- What is needed to turn cities into environmentally sustainable, inclusive growth centers?
- Will the region’s megacities be centers of crime, poverty and squalor by mid-Century if urbanization continues unchecked?
Join leading economist Guanghua Wan, co-author of Green Urbanization in Asia – the special chapter of the Asian Development Bank’s Key Indicators for Asia and the Pacific 2012 released 15 August – for a live online discussion on the challenges and opportunities presented by the region’s rapid urban growth.
When: 1400-1600 Manila time, 0600-0800 GMT on Thursday, 23 August.
Where: access the chat on this web page
Trained in development economics and econometrics, Guanghua Wan has over 25 years of research, management and policy advice experience from working in universities, the UN and at ADB. By the latest ranking of RePEC (Research Papers in Economics), he is among the top 10% economists globally and top 5% in Asia.
Having authored more than 100 professional articles and dozens of books, including two by Oxford University Press, Mr. Wan is a leading scholar on the Chinese economy and an expert on Asian economies.
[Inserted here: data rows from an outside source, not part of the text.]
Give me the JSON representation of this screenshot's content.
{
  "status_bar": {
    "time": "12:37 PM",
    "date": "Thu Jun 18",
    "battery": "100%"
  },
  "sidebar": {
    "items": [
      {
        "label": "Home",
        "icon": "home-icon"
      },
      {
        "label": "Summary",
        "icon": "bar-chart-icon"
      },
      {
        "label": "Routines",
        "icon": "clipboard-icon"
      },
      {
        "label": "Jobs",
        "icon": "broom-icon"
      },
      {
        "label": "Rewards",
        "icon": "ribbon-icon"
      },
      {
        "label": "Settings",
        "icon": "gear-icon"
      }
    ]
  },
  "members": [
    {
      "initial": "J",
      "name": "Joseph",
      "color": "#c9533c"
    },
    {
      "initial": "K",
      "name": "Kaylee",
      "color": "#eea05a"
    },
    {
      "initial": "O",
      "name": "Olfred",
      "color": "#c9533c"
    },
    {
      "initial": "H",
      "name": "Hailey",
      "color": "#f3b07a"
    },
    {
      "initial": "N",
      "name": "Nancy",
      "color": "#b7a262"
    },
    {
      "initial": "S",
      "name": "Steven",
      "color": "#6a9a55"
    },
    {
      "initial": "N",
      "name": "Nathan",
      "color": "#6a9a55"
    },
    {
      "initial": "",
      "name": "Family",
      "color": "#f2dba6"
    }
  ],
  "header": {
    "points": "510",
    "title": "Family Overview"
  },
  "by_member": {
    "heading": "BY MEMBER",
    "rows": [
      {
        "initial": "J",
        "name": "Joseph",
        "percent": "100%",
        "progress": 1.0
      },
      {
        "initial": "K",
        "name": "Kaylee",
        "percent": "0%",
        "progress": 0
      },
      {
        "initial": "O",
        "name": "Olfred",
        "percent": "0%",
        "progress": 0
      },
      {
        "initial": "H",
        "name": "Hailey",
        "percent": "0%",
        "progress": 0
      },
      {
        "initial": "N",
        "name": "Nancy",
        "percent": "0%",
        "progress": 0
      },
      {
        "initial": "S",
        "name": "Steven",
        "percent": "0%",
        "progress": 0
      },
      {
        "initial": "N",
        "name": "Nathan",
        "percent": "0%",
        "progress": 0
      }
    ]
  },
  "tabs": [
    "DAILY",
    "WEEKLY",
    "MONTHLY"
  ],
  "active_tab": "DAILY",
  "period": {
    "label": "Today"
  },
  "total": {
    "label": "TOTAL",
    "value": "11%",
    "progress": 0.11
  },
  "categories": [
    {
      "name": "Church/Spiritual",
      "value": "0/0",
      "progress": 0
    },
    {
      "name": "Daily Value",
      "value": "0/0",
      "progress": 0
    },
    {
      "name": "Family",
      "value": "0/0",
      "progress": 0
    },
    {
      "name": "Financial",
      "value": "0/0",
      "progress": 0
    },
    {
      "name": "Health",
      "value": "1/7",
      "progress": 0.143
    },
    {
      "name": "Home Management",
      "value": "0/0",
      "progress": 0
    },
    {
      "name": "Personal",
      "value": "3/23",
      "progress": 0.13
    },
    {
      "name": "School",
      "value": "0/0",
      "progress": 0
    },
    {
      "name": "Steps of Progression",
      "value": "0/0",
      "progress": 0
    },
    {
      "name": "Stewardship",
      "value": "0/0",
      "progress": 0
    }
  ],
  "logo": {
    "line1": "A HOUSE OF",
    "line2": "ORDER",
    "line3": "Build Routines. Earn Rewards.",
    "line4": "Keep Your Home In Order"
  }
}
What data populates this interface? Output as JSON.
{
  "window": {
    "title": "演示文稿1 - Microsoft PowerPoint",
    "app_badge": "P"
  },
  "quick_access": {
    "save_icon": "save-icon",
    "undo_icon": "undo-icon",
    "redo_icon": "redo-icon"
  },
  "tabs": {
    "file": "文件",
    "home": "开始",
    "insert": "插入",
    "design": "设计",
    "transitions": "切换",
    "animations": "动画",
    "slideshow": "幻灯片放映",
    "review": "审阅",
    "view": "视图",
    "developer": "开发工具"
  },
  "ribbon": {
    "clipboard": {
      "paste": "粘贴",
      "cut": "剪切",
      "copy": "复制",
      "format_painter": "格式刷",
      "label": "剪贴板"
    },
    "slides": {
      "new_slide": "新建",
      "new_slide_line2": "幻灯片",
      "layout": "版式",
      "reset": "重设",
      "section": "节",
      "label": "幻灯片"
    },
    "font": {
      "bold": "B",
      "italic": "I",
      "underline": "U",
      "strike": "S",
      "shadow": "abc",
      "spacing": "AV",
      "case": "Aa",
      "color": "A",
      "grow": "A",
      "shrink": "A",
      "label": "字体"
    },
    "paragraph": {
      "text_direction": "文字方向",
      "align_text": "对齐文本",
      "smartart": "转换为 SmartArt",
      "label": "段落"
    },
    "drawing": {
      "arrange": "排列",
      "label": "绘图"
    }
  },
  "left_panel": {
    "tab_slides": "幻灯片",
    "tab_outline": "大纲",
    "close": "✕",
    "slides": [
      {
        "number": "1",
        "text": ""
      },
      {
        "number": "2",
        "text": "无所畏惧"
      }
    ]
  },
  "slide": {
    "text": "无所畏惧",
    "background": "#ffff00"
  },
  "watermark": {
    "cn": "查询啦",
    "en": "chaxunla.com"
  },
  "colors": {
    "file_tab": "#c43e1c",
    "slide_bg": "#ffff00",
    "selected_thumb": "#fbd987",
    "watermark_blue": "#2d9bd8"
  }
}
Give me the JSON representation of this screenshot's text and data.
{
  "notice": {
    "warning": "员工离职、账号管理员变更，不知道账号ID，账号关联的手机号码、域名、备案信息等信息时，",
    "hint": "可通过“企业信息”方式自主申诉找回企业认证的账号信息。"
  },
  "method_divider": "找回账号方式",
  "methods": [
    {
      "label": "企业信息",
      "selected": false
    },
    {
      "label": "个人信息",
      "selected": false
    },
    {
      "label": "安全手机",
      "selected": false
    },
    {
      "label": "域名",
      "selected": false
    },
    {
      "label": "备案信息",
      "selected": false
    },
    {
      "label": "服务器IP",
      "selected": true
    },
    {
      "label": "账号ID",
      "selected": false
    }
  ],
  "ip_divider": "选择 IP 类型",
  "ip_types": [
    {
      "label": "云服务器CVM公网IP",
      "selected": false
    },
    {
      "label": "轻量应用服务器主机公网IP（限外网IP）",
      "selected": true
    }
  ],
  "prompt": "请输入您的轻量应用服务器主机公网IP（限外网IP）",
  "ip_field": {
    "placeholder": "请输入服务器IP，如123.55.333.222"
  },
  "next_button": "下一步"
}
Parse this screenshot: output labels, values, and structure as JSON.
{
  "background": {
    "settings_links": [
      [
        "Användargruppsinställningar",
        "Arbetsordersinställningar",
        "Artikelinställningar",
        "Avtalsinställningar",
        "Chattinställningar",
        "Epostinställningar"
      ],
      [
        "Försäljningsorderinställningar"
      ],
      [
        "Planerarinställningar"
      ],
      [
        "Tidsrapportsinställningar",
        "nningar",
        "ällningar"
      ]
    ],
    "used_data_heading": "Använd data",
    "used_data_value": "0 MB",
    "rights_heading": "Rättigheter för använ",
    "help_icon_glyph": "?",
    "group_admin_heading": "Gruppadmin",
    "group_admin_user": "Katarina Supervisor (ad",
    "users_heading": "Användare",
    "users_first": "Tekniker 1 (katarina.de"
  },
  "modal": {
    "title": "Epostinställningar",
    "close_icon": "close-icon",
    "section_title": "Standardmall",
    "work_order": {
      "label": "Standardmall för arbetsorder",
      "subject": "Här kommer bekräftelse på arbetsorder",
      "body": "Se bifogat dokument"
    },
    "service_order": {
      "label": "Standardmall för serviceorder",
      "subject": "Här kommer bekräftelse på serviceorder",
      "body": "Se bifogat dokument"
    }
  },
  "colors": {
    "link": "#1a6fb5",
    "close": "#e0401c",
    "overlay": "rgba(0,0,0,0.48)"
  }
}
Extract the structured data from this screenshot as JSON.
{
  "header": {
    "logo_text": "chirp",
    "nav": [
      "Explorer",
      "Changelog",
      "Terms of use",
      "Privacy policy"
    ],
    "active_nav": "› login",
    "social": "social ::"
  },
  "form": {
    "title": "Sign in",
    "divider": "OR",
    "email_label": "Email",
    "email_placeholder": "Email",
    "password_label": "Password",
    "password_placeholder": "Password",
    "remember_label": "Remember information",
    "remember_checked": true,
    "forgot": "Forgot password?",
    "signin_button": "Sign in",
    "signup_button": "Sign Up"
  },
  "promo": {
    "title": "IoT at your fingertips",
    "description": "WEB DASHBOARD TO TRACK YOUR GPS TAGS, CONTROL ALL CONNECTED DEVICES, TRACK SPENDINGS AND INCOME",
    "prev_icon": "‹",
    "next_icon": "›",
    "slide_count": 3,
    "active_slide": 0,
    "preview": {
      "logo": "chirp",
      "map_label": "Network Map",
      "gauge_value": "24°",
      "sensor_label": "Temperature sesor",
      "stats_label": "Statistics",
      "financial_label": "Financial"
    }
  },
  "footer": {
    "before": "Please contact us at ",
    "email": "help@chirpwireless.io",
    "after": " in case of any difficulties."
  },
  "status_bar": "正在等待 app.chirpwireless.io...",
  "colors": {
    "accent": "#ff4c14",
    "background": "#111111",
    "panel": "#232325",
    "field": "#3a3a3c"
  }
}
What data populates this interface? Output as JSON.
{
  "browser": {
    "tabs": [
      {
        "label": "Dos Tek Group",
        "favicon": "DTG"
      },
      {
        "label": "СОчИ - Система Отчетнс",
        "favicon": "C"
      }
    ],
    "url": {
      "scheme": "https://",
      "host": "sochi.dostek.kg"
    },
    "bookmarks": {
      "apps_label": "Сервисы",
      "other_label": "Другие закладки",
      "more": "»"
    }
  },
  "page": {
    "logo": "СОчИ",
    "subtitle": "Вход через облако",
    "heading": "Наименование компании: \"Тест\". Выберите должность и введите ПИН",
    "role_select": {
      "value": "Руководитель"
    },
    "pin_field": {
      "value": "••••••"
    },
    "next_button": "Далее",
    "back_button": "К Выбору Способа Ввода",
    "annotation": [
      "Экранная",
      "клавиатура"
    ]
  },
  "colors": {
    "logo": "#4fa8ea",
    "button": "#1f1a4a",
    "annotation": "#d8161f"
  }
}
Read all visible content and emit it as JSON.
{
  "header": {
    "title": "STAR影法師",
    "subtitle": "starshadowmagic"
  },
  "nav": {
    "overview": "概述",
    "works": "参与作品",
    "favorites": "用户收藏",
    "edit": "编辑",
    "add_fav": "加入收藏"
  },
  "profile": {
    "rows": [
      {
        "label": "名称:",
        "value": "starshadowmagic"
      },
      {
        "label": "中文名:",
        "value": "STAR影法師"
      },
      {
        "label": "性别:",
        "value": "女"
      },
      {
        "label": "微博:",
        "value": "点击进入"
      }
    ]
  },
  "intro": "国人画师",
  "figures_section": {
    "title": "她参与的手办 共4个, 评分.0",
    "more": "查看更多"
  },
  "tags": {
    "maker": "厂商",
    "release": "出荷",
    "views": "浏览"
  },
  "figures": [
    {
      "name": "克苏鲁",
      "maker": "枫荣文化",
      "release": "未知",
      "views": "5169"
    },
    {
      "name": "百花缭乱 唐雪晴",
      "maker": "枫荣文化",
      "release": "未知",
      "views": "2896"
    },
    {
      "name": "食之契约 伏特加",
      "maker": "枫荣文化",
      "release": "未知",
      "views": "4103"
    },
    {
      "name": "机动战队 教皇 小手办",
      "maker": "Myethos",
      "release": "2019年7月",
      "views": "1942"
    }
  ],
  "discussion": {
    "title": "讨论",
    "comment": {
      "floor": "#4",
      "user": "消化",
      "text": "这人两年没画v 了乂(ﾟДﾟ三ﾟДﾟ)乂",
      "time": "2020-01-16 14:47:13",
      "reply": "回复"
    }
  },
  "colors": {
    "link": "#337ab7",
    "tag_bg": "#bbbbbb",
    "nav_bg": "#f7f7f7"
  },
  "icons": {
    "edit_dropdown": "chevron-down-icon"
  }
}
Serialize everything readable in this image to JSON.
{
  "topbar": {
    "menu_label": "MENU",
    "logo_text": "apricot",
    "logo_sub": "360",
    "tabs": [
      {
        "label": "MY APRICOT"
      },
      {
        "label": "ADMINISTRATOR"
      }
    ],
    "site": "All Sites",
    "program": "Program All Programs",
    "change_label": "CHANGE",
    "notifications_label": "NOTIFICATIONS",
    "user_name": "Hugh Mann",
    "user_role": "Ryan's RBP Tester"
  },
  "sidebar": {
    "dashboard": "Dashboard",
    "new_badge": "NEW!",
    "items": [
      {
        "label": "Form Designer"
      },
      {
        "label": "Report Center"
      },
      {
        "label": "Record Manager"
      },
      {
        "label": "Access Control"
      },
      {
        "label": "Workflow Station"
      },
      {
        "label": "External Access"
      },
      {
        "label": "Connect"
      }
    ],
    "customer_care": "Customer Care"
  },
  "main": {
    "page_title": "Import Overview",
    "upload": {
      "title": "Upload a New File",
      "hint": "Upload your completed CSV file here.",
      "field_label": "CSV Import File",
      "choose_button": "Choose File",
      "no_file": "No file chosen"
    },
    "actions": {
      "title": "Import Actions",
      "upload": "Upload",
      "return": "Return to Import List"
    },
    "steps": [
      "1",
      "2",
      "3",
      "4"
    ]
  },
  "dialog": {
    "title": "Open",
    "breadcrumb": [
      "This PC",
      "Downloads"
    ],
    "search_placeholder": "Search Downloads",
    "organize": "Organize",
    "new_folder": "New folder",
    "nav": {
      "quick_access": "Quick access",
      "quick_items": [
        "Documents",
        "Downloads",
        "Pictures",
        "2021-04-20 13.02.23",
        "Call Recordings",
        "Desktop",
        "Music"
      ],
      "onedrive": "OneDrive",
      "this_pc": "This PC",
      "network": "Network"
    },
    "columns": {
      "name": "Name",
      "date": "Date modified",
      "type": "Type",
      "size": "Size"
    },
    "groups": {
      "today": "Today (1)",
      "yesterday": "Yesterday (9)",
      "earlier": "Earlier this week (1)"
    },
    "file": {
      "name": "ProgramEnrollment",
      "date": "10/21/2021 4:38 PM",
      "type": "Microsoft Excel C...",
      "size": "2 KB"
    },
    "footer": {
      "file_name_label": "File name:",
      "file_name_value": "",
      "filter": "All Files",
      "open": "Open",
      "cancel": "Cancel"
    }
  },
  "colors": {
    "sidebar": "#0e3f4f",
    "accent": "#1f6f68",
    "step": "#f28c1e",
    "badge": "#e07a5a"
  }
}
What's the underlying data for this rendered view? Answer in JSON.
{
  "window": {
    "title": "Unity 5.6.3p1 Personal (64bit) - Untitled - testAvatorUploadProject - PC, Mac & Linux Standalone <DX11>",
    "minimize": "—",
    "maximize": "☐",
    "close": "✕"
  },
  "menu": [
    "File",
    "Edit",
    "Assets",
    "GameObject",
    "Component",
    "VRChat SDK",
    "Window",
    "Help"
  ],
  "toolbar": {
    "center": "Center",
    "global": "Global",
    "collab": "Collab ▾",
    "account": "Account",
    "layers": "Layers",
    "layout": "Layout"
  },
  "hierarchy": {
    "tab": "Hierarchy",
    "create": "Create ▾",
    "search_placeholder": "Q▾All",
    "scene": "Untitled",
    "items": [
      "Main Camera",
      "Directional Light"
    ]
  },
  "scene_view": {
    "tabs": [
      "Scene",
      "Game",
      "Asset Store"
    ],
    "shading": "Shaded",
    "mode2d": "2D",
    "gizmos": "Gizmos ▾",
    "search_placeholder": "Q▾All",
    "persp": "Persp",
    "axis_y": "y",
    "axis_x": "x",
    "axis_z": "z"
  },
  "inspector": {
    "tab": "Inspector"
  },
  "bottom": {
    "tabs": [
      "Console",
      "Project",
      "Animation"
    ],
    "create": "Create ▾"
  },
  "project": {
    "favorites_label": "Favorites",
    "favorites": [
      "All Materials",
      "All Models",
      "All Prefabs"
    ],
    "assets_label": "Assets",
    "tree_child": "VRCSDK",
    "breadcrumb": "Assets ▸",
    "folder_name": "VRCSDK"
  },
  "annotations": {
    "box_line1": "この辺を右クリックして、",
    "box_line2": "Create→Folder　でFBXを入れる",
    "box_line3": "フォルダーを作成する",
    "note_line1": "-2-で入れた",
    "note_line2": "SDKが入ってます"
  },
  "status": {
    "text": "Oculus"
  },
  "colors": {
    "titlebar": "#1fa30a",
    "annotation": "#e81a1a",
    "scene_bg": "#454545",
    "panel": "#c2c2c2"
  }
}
He has been awarded honorary professorships by top institutions in People’s Republic of China including Fudan and Zhejiang Universities. View some of his papers.